It is important to note that the $300,000 downsizer contribution cap is for only one member, therefore this would potentially allow for additional contributions of $600,000 for a couple (ie, 2 x $300,000).
Given this 90 day timeframe, a member cannot make downsizer contributions if settlement is, for instance, on vendor terms that go beyond 90 days unless they have been granted an extension from the ATO.
Step 3: Reporting and Verification
Upon the super fund’s receipt of the downsizer contribution form the super fund must inform the ATO during the super fund’s annual reporting. The ATO will then run verification checks on the amount and may contact the member for further information.
If the ATO has verified that the member has made eligible downsizer contributions, no further action is taken.
However, if the contribution does not qualify as a downsizer contribution the ATO notifies the superannuation provider. The amount will then either be allocated as a non-concessional contribution — if permitted by superannuation law and may result in the member exceeding their cap — or refunded to the member.
What are some tips and traps for SMSFs and their members?
SMSF Deed Provisions
As the downsizer contribution is a new type of contribution, the SMSF’s deed should have express wording that allows members to make these contributions to the fund, especially as a member over 65 years may not be gainfully employed and in many cases a member may be in excess of 75 years (and to date contributions cannot generally be made for such members under reg 7.04 of the Superannuation Industry (Supervision) Regulations 1994 (Cth)). Additionally the SMSF deed should provide appropriate mechanisms in resolving what happens when a downsizer contribution is deemed ineligible by the ATO. As a matter of reporting, the SMSF will need to receive approved downsizer contribution forms from the SMSF and report those contributions to the ATO.
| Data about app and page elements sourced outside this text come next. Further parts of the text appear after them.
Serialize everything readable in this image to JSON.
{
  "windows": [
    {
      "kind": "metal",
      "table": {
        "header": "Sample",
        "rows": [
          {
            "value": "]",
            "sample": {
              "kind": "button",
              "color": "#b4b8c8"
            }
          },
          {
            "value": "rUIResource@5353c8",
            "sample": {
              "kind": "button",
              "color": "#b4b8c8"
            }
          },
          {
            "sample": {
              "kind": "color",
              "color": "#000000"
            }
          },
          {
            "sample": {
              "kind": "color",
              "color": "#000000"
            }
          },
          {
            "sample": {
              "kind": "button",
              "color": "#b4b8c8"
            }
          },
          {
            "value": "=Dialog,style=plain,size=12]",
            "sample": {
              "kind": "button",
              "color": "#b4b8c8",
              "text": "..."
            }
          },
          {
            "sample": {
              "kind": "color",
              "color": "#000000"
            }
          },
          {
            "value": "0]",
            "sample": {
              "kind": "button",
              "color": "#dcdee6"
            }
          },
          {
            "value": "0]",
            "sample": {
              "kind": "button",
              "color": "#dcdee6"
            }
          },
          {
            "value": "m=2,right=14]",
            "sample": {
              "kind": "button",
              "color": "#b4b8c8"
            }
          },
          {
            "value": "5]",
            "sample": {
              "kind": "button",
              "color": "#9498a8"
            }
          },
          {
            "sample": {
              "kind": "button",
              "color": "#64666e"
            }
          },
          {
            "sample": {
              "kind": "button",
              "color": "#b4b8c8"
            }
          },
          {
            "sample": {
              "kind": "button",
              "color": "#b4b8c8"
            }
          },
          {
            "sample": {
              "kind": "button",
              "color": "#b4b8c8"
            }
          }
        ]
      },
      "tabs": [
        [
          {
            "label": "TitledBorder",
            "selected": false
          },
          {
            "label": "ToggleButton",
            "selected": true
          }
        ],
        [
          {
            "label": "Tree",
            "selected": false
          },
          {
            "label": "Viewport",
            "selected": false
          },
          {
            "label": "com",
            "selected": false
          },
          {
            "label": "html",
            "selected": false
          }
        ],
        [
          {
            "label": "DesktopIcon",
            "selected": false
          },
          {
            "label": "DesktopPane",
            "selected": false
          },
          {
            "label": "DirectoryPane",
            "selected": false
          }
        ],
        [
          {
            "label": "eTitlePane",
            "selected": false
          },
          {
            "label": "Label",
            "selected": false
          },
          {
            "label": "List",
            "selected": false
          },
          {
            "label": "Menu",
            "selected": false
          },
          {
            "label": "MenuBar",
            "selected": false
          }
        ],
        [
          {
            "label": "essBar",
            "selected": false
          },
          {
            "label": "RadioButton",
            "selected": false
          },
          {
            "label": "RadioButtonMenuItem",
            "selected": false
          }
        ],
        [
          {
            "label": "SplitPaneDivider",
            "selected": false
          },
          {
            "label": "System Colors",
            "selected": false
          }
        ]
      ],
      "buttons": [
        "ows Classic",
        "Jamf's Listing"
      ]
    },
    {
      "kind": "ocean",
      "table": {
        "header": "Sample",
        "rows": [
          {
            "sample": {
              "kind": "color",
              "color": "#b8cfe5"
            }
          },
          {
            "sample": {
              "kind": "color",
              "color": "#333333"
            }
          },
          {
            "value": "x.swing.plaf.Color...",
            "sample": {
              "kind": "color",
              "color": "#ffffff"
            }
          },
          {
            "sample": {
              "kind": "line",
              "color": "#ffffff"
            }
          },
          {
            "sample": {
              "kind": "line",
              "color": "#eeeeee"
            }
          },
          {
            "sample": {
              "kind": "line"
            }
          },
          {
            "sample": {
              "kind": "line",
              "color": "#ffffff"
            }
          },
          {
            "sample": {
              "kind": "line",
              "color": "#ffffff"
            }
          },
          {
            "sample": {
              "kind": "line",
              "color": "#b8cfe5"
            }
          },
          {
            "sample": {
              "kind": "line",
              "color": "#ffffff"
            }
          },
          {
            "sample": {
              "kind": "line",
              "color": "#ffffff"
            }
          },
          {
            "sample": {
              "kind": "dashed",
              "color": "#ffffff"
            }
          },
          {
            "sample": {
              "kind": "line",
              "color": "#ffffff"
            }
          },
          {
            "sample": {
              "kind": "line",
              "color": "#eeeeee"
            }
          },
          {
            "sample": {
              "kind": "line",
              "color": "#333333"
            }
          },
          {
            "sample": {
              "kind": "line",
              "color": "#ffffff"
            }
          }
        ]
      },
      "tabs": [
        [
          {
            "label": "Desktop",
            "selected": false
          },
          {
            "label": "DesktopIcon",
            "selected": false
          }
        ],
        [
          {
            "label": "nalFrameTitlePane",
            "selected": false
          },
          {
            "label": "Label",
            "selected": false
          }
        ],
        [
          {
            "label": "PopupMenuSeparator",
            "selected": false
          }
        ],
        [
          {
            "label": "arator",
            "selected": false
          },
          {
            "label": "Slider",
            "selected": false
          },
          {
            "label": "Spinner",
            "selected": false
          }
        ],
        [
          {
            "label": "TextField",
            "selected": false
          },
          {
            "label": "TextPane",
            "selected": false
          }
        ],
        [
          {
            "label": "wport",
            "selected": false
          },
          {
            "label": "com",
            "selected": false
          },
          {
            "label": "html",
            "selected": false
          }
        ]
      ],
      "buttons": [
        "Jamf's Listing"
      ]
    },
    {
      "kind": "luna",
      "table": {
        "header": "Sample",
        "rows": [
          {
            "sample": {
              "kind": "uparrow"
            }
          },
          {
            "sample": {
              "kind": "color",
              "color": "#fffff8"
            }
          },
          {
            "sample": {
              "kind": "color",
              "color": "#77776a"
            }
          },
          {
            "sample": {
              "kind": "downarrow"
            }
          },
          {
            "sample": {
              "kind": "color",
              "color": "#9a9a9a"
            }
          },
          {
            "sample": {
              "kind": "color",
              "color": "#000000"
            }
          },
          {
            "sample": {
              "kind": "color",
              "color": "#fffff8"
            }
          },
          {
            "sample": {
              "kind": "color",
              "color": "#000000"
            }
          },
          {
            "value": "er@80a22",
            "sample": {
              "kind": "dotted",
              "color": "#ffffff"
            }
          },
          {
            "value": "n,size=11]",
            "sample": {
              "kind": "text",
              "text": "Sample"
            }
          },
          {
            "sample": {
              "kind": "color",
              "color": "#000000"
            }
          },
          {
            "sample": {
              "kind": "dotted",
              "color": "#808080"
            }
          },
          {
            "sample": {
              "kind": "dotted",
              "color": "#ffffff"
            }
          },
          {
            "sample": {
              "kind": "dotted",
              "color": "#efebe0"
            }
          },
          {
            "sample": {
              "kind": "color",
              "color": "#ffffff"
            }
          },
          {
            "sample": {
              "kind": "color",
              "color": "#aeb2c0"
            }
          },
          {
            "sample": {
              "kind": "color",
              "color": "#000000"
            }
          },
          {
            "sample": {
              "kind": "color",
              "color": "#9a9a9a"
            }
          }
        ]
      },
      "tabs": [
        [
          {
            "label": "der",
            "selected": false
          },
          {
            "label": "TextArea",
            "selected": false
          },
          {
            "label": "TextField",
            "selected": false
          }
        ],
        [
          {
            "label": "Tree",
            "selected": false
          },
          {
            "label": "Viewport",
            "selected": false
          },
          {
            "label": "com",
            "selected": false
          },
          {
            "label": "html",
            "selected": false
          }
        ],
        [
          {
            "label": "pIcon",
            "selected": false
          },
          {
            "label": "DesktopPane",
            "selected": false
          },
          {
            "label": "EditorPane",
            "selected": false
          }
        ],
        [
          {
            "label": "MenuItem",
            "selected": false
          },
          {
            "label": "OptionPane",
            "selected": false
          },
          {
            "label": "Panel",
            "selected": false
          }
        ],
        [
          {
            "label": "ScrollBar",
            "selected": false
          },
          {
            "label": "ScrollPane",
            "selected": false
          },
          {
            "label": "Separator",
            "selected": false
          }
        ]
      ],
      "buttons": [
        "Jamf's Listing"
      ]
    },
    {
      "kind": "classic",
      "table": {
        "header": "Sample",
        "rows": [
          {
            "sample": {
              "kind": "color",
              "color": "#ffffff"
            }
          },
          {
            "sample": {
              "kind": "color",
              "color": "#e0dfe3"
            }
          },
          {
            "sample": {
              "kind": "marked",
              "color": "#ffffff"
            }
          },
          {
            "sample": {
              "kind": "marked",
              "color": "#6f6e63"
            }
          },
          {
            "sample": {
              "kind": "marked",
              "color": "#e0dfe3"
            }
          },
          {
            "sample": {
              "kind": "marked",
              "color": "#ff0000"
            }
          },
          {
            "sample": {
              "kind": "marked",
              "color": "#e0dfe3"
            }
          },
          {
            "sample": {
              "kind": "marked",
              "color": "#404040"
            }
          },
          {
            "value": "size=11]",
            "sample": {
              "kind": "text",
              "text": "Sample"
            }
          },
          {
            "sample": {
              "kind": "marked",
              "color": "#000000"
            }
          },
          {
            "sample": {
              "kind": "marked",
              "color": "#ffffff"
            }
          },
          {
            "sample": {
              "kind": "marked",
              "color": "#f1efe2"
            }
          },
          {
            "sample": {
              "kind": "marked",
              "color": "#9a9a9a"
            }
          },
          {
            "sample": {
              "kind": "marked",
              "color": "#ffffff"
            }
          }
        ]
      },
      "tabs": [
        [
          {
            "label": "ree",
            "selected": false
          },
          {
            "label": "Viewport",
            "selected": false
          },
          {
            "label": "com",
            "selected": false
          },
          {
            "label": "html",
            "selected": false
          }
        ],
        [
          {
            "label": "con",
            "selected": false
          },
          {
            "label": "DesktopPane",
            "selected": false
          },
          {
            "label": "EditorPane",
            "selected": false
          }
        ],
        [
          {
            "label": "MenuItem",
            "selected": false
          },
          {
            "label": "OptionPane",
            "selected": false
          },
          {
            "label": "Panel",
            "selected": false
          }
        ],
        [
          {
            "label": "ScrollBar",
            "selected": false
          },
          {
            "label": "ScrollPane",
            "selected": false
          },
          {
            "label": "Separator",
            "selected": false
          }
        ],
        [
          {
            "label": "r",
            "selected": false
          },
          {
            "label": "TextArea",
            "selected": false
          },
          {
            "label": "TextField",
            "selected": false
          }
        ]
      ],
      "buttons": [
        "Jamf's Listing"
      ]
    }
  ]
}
Additionally, members should note that disposing of their main residence and contributing downsizer contributions to their super fund may adversely impact on their Centrelink entitlements. Broadly, the age pension provided by Centrelink is assessed against, among other things, an assets test. A person’s family home is generally not included in the assets test, however superannuation savings are included once a member reaches pension age. This means that if a member disposes of their main residence and make a downsizer contribution, the member may either be:
- subject to reduced age pension payments; or
- no longer eligible to receive any age pension payments altogether.
Further adverse impact on other government entitlements may also follow as a result of the greater level of superannuation assets. This aspect will significantly reduce the attractiveness of the downsizer provisions for many who would otherwise be interested in the scheme.
Proceeds and Borrowings
It is important to note that the downsizer contributions cap is the lesser of $300,000 or the sum of the capital proceeds. Any debt outstanding on a mortgage over the relevant property is not considered for the purpose of determining the capital proceeds.
For example, John bought his main residence 12 years ago for $1 million. He then sells for $1.25 million when his outstanding borrowings are $1 million.
John received capital proceeds of $1.25 million. Thus, John can make downsizer contributions up to $300,000.
Members should also be aware that downsizer contributions are not deductible.
By Christian Pakpahan, lawyer and Daniel Butler, director, DBA Lawyers
12 JANUARY 2018